Tears Of Recognition
(from a collection of stories on teaching entitled, Openings).
A woman wanted me to watch her teaching yoga. That’s part of what I do; watch people working and coach them as to how to do what they do more easily, more pleasurably, more meaningfully, more effectively.
Kumi begins by simultaneously demonstrating and explaining how to do a particular yoga movement. Both her movement and explanation are clear. I watch the students watching and listening to Kumi. By the end they look slightly overwhelmed: perhaps too much information at once. Some fear perhaps, “How am I going to remember all of that?”
I ask Kumi to stop. I tell her what, in my view, she did well. I make a suggestion. “I’m wondering what would happen if you told your students that you were going to show them a yoga movement, and then you did the movement in silence, as if you were alone practicing only for yourself. What do you think?”
Kumi agrees to give it a go. For a while she sits in silence. It’s the kind of silence you can hear. The students lean slightly forward, eyes wide open. Kumi begins. I can see she’s in unknown territory. She doesn’t do this when she teaches. She really wants to say something. I see her preparatory inhale, and before Kumi has the chance to speak I kindly whisper, “Shhh…” She continues silently. By the end I can see pleasure and beauty in her face. So can the students.
“Okay Kumi. Good job. What do you think about doing only the very first movement in that lovely sequence and then inviting the students to practice that movement on their own, at their own time? Just for fun.”
Kumi consents. I can see she’s comfortable moving in silence in front of her students. I’m thinking, “That was quick.”
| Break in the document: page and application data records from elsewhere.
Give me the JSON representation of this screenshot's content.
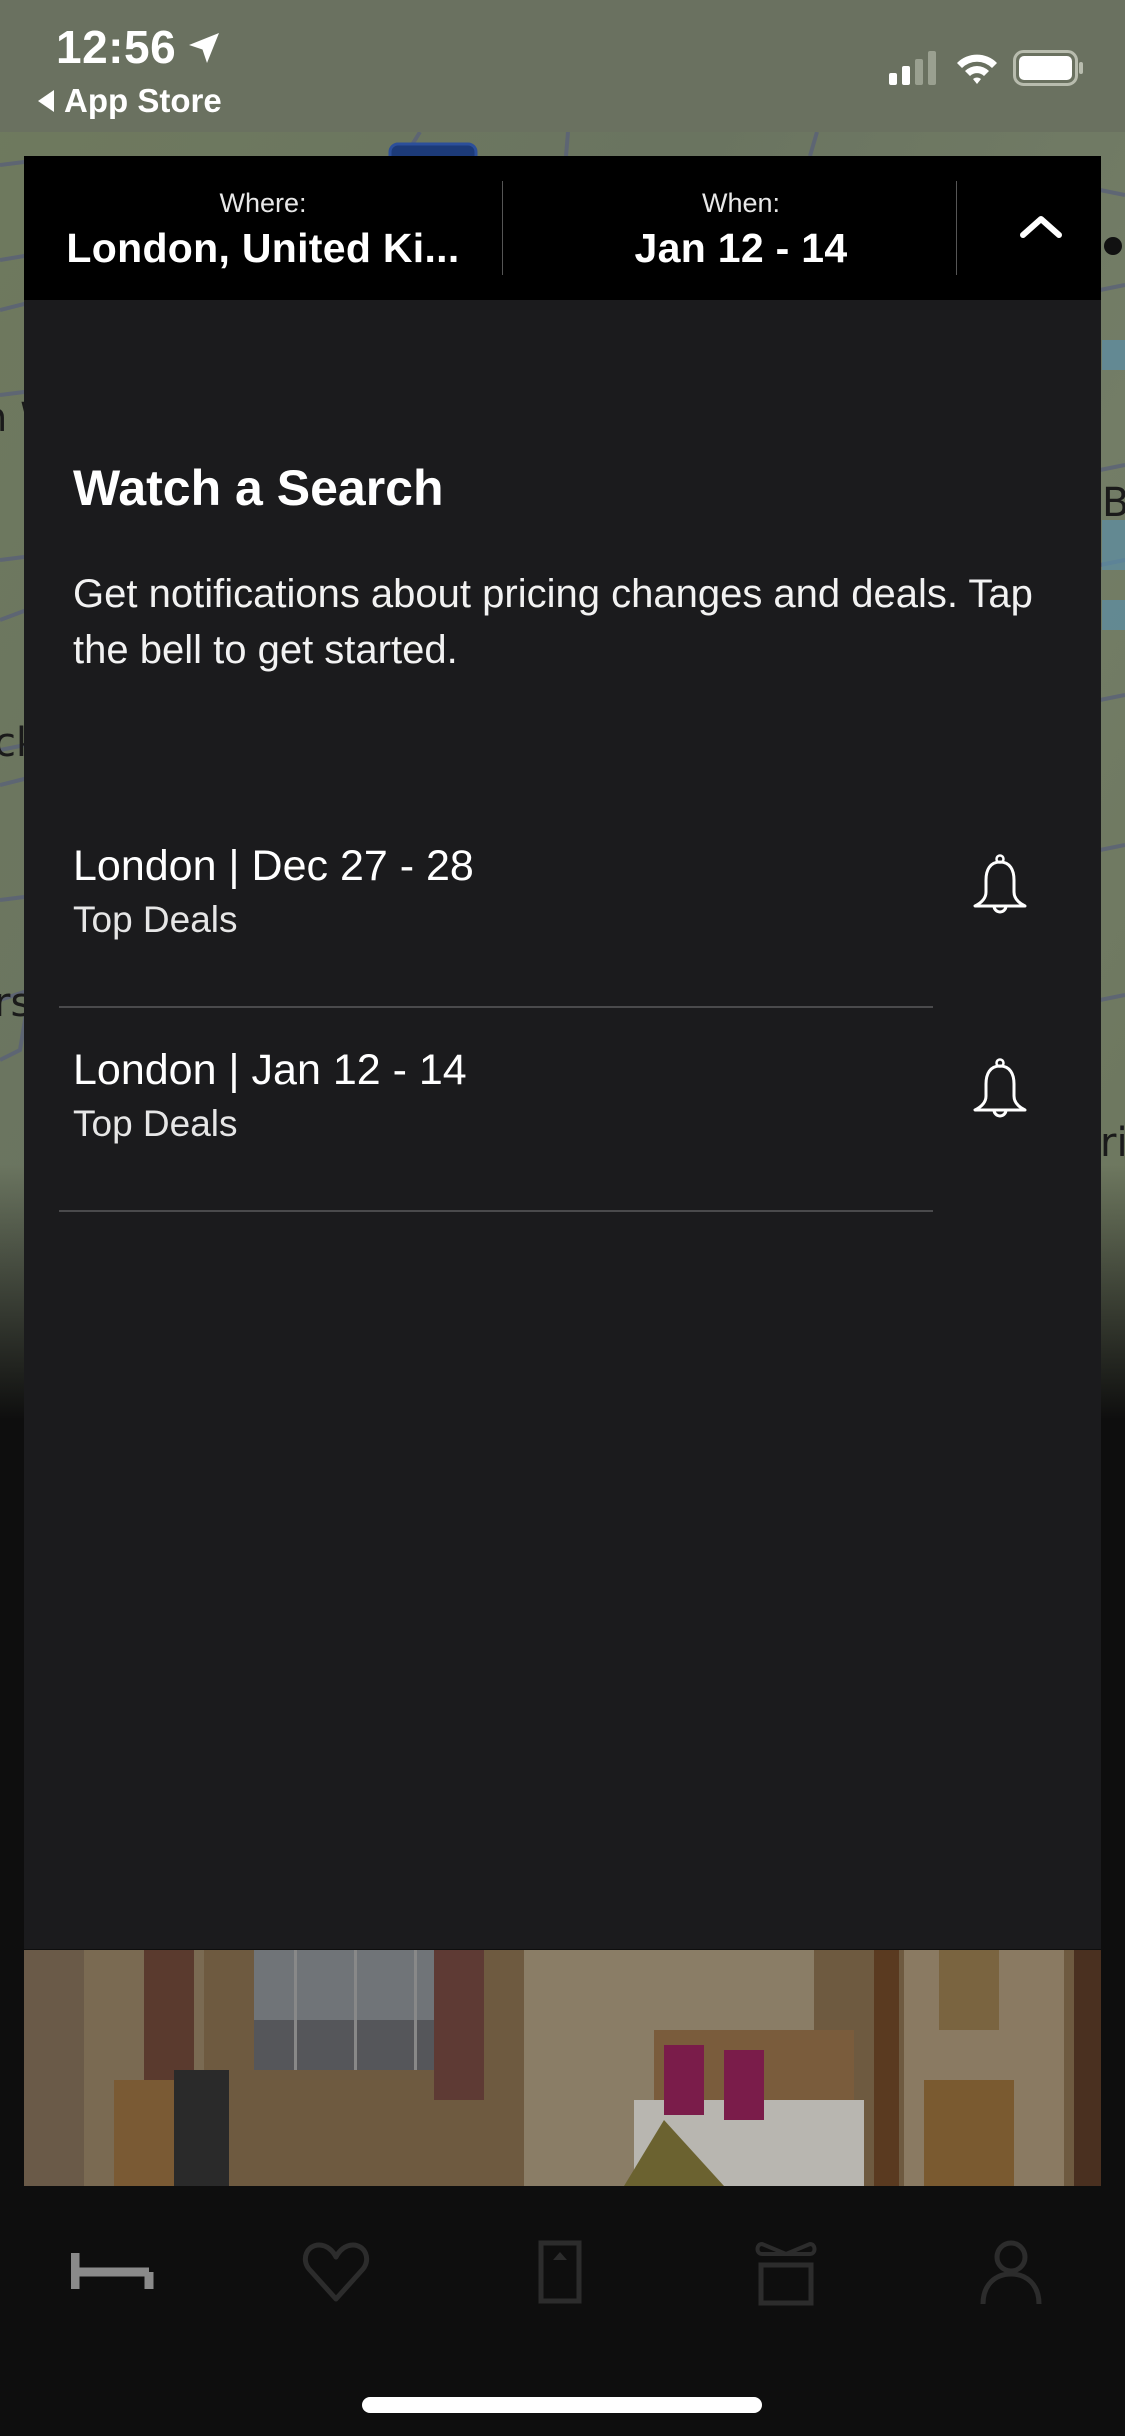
{
  "status_bar": {
    "time": "12:56",
    "back_label": "App Store",
    "icons": [
      "location-arrow-icon",
      "cellular-signal-icon",
      "wifi-icon",
      "battery-icon"
    ]
  },
  "map_labels": [
    "n W",
    "ck",
    "rs",
    "B",
    "ri"
  ],
  "search": {
    "where_label": "Where:",
    "where_value": "London, United Ki...",
    "when_label": "When:",
    "when_value": "Jan 12 - 14",
    "collapse_icon": "chevron-up-icon"
  },
  "watch": {
    "title": "Watch a Search",
    "description": "Get notifications about pricing changes and deals. Tap the bell to get started.",
    "items": [
      {
        "title": "London | Dec 27 - 28",
        "subtitle": "Top Deals",
        "icon": "bell-icon"
      },
      {
        "title": "London | Jan 12 - 14",
        "subtitle": "Top Deals",
        "icon": "bell-icon"
      }
    ]
  },
  "tabbar": {
    "active_index": 0,
    "tabs": [
      {
        "name": "stays",
        "icon": "bed-icon"
      },
      {
        "name": "favorites",
        "icon": "heart-icon"
      },
      {
        "name": "trips",
        "icon": "door-icon"
      },
      {
        "name": "rewards",
        "icon": "gift-icon"
      },
      {
        "name": "account",
        "icon": "person-icon"
      }
    ]
  },
  "colors": {
    "panel_bg": "#1b1b1d",
    "header_bg": "#000000",
    "active_tab": "#8a8a8a",
    "inactive_tab": "#2c2c2c"
  }
}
The students look excited. They begin. Again Kumi’s getting ready to say something. I softly intervene. “Kumi come sit down over here. Get some distance from your students. Just watch them. Look how different they are. She’s watching. Her eyes begin to water. “Kumi, Who are they? Who are they? Find out.” Her eyes lower. Her hand comes up over her eyes. She’s crying. Strongly. Tears of recognition. “I never really look at my students!” “That’s okay Kumi. You do now.”
Frank Ottiwell, one of my Alexander teachers, once said to me, some twenty years ago, “Bruce, don’t try to help your students. Get to know them instead.” Right then, Frank changed my way of teaching forever.
Yes. See them and they will begin to see. Listen to them and they will begin to hear. Know them and they will begin to understand.
I was happy to have the chance to pass that on.
Thank you Frank.